**Task brief**
Across the entries below, how many lines include the word "gerekenler"? Reply with only the number.

(Records from a data collection)
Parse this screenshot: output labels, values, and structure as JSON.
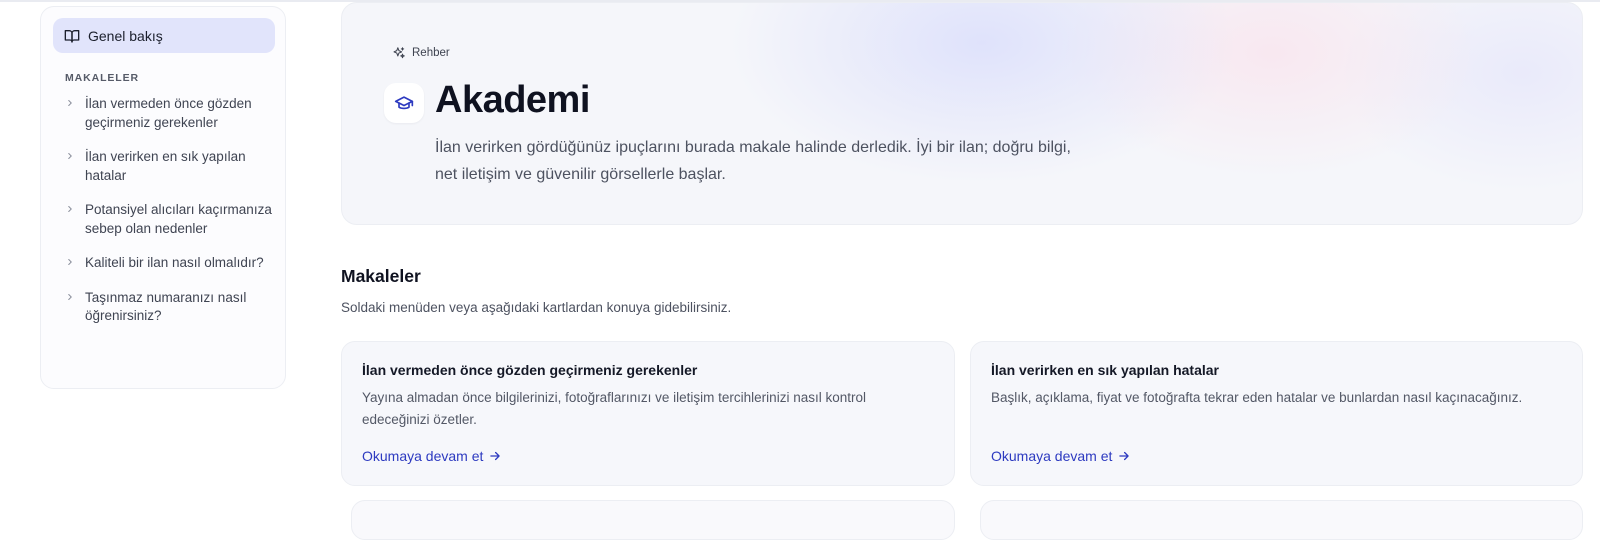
{
  "sidebar": {
    "overview_label": "Genel bakış",
    "section_label": "MAKALELER",
    "items": [
      {
        "label": "İlan vermeden önce gözden geçirmeniz gerekenler"
      },
      {
        "label": "İlan verirken en sık yapılan hatalar"
      },
      {
        "label": "Potansiyel alıcıları kaçırmanıza sebep olan nedenler"
      },
      {
        "label": "Kaliteli bir ilan nasıl olmalıdır?"
      },
      {
        "label": "Taşınmaz numaranızı nasıl öğrenirsiniz?"
      }
    ]
  },
  "hero": {
    "badge": "Rehber",
    "title": "Akademi",
    "description": "İlan verirken gördüğünüz ipuçlarını burada makale halinde derledik. İyi bir ilan; doğru bilgi, net iletişim ve güvenilir görsellerle başlar."
  },
  "articles": {
    "title": "Makaleler",
    "subtitle": "Soldaki menüden veya aşağıdaki kartlardan konuya gidebilirsiniz.",
    "cards": [
      {
        "title": "İlan vermeden önce gözden geçirmeniz gerekenler",
        "description": "Yayına almadan önce bilgilerinizi, fotoğraflarınızı ve iletişim tercihlerinizi nasıl kontrol edeceğinizi özetler.",
        "link": "Okumaya devam et"
      },
      {
        "title": "İlan verirken en sık yapılan hatalar",
        "description": "Başlık, açıklama, fiyat ve fotoğrafta tekrar eden hatalar ve bunlardan nasıl kaçınacağınız.",
        "link": "Okumaya devam et"
      }
    ]
  },
  "icons": {
    "overview": "book-open-icon",
    "nav_item": "chevron-right-icon",
    "badge": "sparkles-icon",
    "hero": "graduation-cap-icon",
    "card_link": "arrow-right-icon"
  },
  "colors": {
    "accent": "#2d3ac0",
    "active_nav_bg": "#e1e4fb"
  }
}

**Response for this exercise**
2